The family is also holding a public viewing on Sunday in the Kinheim gym in Haarlem, where Halman played baseball as a teenager.
The Mariners will be represented at the services by Bob Engle, the club's vice president of international operations, as well as Wayne Norton, their coordinator of European scouting, and Peter Van Dalen, an associate scout in the Netherlands.
Mariners general manager Jack Zduriencik said Friday the club is still reeling from news of Halman's death, after police were called to an apartment in Rotterdam last Monday following an early morning incident that resulted in his fatal stabbing.
Halman's younger brother, Jason, 22, continues to be held by police, though no charges have yet been filed. The Associated Press reported Friday that an investigating judge in The Hague has ordered Jason Halman to be detained for two more weeks on suspicion of murder or manslaughter.
Police have said loud music apparently led Greg Halman to go downstairs to his brother's apartment in the building where the two were living.
Halman, 24, played 35 games for the Mariners last season as a rookie and was expected to battle for a roster spot in the outfield in Spring Training, but Zduriencik said all that is unimportant at the moment.
"From the baseball standpoint, this kid had an immense amount of talent," Zduriencik said. "We were just waiting for it all to come together. He was from Europe and didn't have as much time in baseball, but the growth was coming.
"He was a great personality and physical specimen with a lot of tools. But that's the baseball part of it," Zduriencik said. "You put that aside. A life was lost at 24. You just can't put that into words. It goes way beyond baseball.
"Every other thing is secondary when you realize you're not going to see him anymore, and his family is dealing with such tragedy. We're all broken hearted. I don't know what else to say. We're all grieving. You could sit here and say a lot of things and never say enough. None of us have words for this."
Halman is survived by his parents, Eddy Halman and Hanny Suidgeest, as well as several brothers and sisters.
Eddy Halman played baseball on the Dutch national team in the 1970s. Halman's sister, Naomi Halman, played college basketball in the U.S. for a year at UC-Irvine and is now playing professionally in Italy, as well as with the Dutch national squad.

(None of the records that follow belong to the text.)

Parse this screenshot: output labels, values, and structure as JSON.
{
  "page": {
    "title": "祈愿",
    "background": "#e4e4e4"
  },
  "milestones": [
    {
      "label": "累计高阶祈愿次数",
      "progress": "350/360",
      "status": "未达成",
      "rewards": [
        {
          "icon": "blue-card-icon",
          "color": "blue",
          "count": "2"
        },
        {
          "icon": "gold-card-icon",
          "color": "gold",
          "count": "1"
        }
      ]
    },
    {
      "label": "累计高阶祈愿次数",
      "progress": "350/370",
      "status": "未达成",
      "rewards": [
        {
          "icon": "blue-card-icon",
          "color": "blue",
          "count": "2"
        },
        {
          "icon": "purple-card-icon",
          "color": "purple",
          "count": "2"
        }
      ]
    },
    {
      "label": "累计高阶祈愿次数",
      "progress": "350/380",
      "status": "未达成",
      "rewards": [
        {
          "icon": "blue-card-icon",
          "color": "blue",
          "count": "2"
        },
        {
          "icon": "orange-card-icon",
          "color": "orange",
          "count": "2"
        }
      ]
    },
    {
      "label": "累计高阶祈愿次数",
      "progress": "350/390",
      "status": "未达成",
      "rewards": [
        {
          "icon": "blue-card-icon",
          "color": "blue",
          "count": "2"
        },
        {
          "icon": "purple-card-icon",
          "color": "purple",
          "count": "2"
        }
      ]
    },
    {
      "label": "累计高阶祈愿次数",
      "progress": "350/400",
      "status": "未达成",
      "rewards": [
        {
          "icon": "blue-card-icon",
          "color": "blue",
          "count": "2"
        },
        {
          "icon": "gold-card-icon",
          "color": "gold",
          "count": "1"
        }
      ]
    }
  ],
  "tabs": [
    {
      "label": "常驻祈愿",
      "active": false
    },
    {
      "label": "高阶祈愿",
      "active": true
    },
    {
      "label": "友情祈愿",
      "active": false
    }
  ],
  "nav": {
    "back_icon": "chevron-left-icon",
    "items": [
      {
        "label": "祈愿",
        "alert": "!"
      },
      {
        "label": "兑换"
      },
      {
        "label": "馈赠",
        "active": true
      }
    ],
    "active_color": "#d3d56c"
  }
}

Jason Halman is also a baseball player, having played catcher for the local Kinheim squad in Haarlem for the past several seasons. He was a member of the 2010 Dutch national team in the European Championships and International Cup.